The problem:
Copy each line of the listing below where the word "page" turns up.

The input:
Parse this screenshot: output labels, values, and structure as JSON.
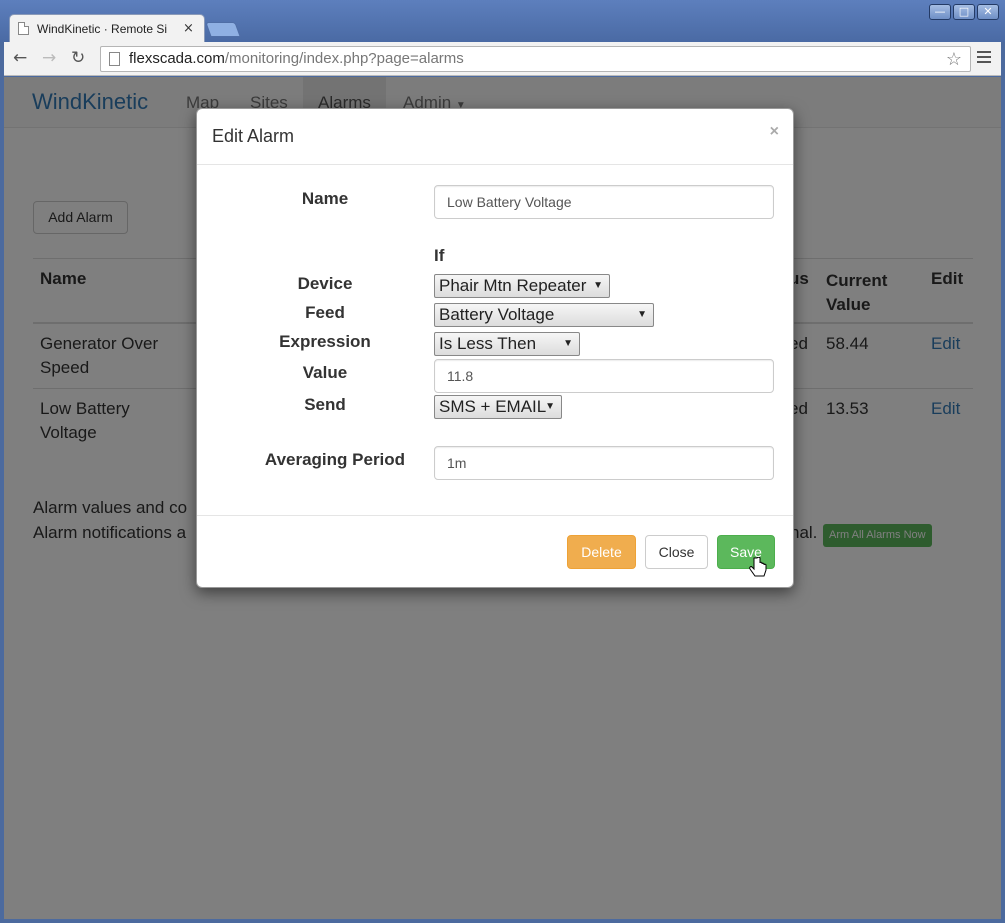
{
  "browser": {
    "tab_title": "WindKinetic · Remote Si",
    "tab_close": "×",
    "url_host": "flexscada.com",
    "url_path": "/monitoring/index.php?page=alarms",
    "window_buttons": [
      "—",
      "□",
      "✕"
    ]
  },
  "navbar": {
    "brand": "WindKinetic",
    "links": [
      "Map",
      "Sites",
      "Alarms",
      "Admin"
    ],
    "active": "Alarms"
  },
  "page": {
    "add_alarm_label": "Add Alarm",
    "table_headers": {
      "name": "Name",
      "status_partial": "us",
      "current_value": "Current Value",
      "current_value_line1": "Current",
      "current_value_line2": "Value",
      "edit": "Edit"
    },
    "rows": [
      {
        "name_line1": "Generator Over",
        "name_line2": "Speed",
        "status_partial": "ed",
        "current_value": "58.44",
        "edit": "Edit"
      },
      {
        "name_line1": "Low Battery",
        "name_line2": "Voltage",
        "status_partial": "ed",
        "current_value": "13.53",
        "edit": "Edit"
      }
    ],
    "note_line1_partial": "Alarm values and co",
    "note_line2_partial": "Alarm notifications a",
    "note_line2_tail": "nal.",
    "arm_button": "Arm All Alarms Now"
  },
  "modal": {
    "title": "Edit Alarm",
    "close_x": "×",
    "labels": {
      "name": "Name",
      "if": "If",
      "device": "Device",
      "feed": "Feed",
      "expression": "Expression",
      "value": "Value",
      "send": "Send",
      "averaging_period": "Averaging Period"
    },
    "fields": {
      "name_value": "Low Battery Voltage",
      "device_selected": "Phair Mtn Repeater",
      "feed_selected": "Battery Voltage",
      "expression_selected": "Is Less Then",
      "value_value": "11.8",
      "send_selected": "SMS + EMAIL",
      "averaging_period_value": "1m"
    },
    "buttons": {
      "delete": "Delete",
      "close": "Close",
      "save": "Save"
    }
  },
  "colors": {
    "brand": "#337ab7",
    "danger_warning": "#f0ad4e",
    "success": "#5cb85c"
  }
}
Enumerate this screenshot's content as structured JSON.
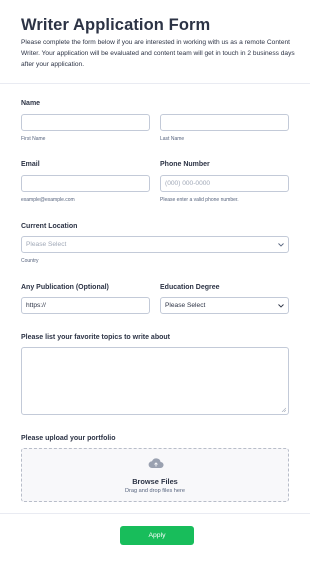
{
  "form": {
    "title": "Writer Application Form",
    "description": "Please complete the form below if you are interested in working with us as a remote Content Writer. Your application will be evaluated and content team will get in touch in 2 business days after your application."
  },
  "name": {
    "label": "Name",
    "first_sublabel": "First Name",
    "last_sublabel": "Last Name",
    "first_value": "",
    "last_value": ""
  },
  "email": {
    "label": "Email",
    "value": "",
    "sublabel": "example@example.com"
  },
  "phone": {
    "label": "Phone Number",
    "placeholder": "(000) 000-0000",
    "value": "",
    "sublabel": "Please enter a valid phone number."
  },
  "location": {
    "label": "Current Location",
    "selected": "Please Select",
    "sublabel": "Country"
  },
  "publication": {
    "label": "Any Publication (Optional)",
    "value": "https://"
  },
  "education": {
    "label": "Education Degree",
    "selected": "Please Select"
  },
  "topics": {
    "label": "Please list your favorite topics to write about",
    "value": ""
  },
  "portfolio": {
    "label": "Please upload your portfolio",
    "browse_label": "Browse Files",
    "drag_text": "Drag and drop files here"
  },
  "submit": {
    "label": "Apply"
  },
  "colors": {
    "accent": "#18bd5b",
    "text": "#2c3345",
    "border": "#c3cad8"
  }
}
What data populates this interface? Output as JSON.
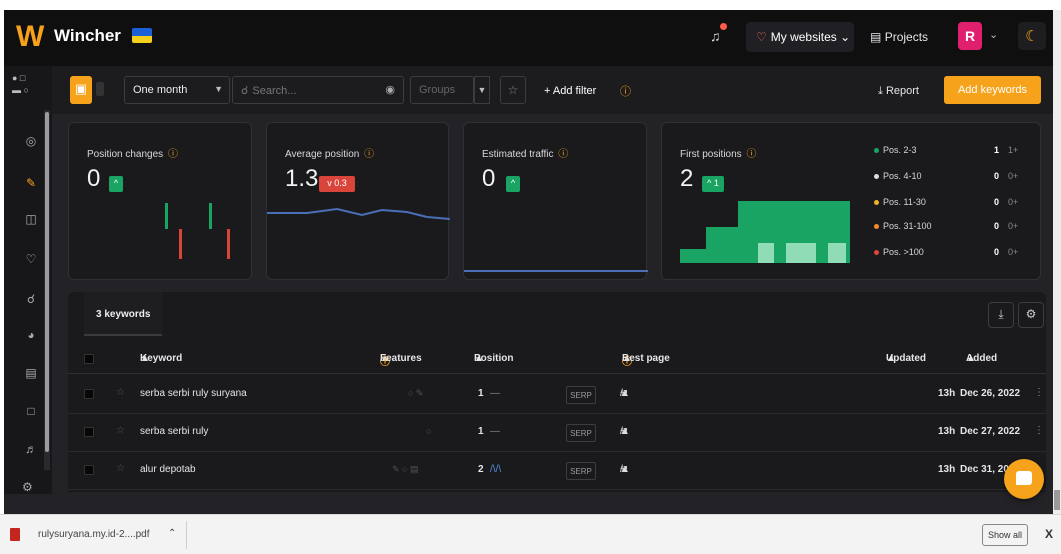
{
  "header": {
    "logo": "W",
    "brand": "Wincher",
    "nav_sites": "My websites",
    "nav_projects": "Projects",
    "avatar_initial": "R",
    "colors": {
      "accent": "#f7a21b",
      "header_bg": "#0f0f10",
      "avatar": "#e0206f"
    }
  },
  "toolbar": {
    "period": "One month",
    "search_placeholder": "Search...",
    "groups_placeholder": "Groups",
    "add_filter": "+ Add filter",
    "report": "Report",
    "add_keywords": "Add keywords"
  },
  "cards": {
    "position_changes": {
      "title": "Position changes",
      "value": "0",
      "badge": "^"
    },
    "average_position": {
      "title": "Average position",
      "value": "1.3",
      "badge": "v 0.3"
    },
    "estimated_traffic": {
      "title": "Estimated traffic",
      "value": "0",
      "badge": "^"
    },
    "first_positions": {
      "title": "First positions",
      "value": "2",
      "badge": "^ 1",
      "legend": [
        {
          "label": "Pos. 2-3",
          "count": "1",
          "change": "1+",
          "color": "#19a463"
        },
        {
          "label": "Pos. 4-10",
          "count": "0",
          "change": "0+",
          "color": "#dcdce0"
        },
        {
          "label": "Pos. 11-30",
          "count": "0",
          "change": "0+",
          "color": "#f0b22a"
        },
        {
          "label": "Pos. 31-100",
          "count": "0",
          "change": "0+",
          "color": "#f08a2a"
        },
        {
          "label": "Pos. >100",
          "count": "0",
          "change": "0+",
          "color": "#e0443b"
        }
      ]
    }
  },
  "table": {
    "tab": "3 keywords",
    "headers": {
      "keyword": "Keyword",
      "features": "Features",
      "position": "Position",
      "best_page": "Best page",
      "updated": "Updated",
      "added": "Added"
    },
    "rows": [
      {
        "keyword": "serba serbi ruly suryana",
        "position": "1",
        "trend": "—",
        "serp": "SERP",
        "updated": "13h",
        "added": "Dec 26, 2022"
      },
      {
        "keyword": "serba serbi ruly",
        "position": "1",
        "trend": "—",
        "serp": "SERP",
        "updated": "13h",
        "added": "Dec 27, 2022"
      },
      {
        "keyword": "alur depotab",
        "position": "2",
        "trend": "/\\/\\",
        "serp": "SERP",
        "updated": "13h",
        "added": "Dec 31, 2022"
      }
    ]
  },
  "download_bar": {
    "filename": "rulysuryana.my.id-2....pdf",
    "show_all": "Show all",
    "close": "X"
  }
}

Exercise solution:
    "url_path": "/monitoring/index.php?page=alarms",
  "page": {
      "best_page": "Best page",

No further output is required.